Data items:
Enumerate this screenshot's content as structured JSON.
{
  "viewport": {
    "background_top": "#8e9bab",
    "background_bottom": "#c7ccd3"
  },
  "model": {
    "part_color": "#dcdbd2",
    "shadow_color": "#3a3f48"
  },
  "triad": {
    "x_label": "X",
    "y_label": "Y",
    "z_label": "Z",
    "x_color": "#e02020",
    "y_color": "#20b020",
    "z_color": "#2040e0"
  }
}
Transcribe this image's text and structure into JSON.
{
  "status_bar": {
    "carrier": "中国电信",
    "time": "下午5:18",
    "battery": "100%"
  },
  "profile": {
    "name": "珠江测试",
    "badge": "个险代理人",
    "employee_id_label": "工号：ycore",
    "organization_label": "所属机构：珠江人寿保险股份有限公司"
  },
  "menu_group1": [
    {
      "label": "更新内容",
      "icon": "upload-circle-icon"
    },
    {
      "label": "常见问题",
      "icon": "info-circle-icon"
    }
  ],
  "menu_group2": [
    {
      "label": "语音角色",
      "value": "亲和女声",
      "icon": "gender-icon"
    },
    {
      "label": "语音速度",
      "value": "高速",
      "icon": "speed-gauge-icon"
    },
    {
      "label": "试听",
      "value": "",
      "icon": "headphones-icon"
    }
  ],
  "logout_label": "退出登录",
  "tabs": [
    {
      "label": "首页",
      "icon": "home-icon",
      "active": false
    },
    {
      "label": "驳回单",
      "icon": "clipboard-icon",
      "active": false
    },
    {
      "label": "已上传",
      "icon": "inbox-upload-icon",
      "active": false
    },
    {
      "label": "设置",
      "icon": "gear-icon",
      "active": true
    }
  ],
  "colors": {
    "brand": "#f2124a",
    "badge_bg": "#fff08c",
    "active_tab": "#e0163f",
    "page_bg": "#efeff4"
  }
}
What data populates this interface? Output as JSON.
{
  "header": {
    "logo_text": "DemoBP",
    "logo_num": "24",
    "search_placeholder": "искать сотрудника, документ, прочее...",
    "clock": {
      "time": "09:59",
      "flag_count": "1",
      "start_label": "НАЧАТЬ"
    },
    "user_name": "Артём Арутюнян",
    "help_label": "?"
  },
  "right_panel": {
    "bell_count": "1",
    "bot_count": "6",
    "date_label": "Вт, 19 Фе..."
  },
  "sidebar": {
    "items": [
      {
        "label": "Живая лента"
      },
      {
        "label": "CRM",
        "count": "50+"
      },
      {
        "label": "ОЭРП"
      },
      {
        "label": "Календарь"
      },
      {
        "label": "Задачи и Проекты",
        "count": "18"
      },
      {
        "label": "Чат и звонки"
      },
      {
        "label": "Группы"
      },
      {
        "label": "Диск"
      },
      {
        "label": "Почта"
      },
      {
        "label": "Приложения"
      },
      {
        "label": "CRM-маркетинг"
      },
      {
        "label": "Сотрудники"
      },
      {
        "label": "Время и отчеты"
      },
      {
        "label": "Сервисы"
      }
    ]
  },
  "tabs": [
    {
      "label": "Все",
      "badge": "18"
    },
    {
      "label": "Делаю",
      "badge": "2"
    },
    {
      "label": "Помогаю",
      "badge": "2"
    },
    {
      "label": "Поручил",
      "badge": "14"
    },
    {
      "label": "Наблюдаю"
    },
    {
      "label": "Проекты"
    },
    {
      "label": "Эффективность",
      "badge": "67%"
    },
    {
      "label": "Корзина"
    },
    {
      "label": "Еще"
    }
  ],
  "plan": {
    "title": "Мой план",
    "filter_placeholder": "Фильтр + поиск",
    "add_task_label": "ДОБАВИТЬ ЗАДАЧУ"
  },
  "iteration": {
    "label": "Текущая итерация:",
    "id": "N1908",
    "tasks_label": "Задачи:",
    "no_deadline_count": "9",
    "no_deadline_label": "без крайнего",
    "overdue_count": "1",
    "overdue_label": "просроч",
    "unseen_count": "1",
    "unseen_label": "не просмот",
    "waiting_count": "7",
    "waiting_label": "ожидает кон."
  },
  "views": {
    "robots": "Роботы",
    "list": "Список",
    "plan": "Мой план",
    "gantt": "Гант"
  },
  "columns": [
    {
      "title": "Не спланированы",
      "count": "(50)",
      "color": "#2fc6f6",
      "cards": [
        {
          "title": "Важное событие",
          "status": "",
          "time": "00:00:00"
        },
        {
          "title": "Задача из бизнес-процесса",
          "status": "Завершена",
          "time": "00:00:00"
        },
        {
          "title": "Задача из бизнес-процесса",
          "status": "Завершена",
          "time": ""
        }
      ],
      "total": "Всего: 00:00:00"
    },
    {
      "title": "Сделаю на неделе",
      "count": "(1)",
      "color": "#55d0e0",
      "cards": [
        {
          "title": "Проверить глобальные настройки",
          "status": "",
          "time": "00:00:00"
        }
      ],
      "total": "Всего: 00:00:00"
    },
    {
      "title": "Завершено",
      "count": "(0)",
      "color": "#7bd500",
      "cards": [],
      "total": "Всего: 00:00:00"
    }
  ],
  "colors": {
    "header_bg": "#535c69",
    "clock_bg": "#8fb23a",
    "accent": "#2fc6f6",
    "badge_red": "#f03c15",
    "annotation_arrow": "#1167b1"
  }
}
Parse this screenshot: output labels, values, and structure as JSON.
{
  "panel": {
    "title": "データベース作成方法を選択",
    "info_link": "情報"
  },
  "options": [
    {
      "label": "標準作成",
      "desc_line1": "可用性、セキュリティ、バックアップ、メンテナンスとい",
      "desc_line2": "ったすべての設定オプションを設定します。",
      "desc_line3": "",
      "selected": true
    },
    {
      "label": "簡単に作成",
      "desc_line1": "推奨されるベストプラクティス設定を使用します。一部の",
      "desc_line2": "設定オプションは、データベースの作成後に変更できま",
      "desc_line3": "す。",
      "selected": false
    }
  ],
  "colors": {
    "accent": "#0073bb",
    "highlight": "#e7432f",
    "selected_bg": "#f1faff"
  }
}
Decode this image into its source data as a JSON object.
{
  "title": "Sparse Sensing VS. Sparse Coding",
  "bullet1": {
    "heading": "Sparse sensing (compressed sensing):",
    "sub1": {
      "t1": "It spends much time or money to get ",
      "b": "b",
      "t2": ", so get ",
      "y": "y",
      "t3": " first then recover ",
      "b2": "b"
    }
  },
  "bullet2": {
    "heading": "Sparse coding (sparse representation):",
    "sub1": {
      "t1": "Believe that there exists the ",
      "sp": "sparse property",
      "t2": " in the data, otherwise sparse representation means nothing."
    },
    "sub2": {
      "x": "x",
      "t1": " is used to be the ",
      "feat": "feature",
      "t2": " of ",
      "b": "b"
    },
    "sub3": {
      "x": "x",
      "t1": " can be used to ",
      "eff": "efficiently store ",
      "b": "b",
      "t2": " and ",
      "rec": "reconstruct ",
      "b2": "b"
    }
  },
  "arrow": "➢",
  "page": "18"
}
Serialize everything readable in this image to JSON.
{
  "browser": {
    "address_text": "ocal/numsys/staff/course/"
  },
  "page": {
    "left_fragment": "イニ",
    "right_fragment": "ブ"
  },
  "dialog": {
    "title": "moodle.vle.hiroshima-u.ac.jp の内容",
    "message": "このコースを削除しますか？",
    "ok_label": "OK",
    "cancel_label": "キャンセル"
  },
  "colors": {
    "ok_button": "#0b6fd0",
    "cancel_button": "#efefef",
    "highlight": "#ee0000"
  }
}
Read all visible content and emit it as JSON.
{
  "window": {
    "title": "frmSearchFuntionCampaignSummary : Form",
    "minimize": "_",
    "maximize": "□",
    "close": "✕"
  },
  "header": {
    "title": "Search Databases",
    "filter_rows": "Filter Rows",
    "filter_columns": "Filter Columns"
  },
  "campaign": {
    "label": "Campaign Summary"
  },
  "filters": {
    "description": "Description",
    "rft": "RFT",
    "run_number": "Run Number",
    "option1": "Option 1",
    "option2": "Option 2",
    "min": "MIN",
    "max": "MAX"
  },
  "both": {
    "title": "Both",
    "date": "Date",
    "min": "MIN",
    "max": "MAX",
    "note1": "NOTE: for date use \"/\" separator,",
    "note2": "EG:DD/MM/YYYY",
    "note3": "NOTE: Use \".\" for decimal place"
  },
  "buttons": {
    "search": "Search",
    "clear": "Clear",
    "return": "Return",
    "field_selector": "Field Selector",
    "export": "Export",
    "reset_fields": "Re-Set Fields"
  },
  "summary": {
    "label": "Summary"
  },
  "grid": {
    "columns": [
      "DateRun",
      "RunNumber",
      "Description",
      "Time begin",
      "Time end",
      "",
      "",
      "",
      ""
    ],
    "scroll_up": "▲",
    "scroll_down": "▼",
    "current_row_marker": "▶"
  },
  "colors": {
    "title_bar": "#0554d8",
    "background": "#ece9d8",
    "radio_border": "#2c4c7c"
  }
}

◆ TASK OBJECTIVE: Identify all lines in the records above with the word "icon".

◆ RESPONSE AREA:
      "icon": "upload-circle-icon"
      "icon": "info-circle-icon"
      "icon": "gender-icon"
      "icon": "speed-gauge-icon"
      "icon": "headphones-icon"
      "icon": "home-icon",
      "icon": "clipboard-icon",
      "icon": "inbox-upload-icon",
      "icon": "gear-icon",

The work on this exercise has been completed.